The chairman and CEO of logistics warehouse titan Prologis Inc., Hamid R. Moghadam, said the unprecedented tightening of logistics warehousing space that has severely disrupted U.S. supply chains in the wake of the COVID-19 pandemic is likely a “temporary event” that lasts two to three years. However, the growth of e-commerce and increases in inventory levels could become permanent parts of the warehousing and supply chain landscape, Moghadam said.
Speaking to analysts Friday following Prologis’ (NYSE:PLD) third-quarter results, Moghadam said most people are too busy struggling with the current environment to focus on long-term issues. However, the twin secular phenomena of elevated e-commerce levels and permanently higher inventories are ever-present and not going away, he said.
The San Francisco-based company, the world’s largest operator of logistics warehouses, on Friday reported better-than-expected results, with core funds from operations (FFO), the benchmark of its financial performance, coming in at $1.04 per diluted share, a penny above Wall Street consensus.
Occupancy rates in Prologis’ markets — it operates 995 million square feet in 19 countries — averaged more than 96% during the quarter. It ended the quarter at 98% occupancy. Space in its markets is “effectively sold out,” Moghadam said in a statement that accompanied the results.
Prologis posted an extraordinary 27.9% increase in third-quarter “net effective” rental prices on new and renewed leases over the 2020 period. Company executives kept returning to that number during the analyst call. Moghadam said the spike in rental prices has overwhelmed any negative impact from higher interest rates that could otherwise affect Prologis’ results.
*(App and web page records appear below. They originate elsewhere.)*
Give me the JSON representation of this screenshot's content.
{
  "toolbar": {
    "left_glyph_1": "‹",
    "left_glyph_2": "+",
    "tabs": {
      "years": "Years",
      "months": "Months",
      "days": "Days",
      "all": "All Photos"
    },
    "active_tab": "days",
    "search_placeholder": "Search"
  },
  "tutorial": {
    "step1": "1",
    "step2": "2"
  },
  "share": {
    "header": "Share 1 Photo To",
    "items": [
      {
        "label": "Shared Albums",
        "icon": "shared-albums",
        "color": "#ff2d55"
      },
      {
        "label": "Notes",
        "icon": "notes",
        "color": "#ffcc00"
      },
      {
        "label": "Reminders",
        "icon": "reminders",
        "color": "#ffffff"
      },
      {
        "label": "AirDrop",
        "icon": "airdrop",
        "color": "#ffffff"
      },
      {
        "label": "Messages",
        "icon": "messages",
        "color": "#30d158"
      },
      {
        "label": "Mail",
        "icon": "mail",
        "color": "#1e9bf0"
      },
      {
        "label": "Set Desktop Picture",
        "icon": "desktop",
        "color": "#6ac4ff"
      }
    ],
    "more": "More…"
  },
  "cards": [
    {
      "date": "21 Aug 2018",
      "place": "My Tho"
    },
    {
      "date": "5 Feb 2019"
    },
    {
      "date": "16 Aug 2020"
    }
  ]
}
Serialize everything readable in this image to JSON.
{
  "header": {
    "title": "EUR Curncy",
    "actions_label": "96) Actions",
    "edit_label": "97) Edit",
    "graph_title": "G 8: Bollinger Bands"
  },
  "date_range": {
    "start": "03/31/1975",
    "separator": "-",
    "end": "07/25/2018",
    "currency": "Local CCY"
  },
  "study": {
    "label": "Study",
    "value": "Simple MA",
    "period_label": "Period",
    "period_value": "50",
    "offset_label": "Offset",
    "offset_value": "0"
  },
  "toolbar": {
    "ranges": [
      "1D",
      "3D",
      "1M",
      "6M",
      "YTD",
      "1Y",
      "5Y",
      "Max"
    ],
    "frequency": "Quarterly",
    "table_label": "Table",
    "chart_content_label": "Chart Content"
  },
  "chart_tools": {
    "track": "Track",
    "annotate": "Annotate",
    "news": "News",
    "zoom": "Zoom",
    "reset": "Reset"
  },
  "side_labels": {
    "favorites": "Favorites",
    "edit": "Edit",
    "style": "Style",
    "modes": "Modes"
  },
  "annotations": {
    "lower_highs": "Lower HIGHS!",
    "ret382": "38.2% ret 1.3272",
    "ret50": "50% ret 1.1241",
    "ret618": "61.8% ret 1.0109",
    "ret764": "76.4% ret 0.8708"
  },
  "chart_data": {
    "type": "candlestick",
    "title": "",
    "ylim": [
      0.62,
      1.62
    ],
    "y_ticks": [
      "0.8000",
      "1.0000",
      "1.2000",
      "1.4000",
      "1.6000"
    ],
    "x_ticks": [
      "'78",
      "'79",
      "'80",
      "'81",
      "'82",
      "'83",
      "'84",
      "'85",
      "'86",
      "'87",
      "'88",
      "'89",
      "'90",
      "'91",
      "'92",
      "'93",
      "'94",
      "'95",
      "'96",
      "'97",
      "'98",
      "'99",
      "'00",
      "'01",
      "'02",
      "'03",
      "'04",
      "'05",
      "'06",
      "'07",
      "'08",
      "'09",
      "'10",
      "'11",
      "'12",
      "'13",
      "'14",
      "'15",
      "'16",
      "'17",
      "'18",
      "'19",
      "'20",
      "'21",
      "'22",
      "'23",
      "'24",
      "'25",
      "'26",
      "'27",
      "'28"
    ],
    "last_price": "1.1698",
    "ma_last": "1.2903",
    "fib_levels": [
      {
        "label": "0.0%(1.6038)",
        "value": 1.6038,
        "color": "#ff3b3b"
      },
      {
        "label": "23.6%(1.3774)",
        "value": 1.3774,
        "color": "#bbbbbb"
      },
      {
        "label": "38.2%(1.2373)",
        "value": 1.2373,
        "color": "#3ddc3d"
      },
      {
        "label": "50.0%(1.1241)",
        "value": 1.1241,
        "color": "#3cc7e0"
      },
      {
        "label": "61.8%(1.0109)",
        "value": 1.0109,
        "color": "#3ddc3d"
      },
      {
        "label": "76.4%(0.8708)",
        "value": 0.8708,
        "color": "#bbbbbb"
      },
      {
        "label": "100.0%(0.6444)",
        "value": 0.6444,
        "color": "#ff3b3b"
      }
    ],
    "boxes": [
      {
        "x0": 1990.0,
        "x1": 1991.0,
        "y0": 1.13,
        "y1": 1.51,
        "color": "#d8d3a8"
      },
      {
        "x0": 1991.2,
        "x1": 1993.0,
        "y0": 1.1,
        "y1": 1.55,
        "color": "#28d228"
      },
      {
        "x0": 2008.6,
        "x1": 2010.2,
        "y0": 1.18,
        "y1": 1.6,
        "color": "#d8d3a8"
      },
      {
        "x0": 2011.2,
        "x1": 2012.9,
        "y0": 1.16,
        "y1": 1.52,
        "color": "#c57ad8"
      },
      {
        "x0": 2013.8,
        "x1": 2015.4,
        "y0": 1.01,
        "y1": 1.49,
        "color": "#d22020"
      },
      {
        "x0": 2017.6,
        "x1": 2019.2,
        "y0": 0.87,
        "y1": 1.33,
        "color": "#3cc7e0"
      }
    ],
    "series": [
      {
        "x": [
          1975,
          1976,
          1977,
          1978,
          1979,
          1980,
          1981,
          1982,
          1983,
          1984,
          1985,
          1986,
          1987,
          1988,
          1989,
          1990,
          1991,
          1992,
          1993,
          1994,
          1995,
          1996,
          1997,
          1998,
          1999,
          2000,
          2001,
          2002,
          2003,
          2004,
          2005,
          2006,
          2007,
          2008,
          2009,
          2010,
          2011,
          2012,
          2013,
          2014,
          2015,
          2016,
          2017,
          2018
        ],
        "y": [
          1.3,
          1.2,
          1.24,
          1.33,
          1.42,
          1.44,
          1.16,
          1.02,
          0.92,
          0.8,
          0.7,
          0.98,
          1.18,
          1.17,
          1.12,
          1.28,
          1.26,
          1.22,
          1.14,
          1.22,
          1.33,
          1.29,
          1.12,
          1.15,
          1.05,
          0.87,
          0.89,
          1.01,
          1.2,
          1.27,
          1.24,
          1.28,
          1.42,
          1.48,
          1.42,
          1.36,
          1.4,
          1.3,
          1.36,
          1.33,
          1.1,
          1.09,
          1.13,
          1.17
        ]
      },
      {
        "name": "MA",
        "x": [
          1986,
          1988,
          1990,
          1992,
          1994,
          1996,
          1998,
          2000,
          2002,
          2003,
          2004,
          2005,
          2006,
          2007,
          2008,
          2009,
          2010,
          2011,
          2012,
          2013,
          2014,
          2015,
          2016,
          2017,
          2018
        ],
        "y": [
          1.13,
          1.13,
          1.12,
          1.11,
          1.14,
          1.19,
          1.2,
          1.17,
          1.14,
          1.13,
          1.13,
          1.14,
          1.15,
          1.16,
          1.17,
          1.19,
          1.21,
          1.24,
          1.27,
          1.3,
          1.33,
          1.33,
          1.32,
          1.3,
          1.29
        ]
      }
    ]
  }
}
In a sign businesses continue to fight each other tooth-and-nail over available space, Prologis said its U.S. pre-leasing activity in the quarter hit an all-time record. That lessees are willing to lease quickly and pay dearly for space reflects a “panic mode” mindset in the market, Moghadam said.
The company raised its full-year estimates for domestic net absorption–the amount of square footage occupied in a specific period minus the square footage left vacant–to a record 375 million square feet. Prologis expects vacancy rates in its U.S. markets to hit 4% by year-end, another company record.
Moghadam said that in West Coast port markets and big industrial distribution nodes in Victorville, California, home of the gargantuan Inland Empire complex, and in New Jersey and central Pennsylvania, there is no available land to build on. A market like Dallas, which the company never considered to be space-constrained, has tightened up meaningfully in the more desirable pockets of the area, he said.
Supply increases are inevitable, but Moghadam said they are unlikely to cool down the market,
“Demand would be higher if supply was higher,” he said.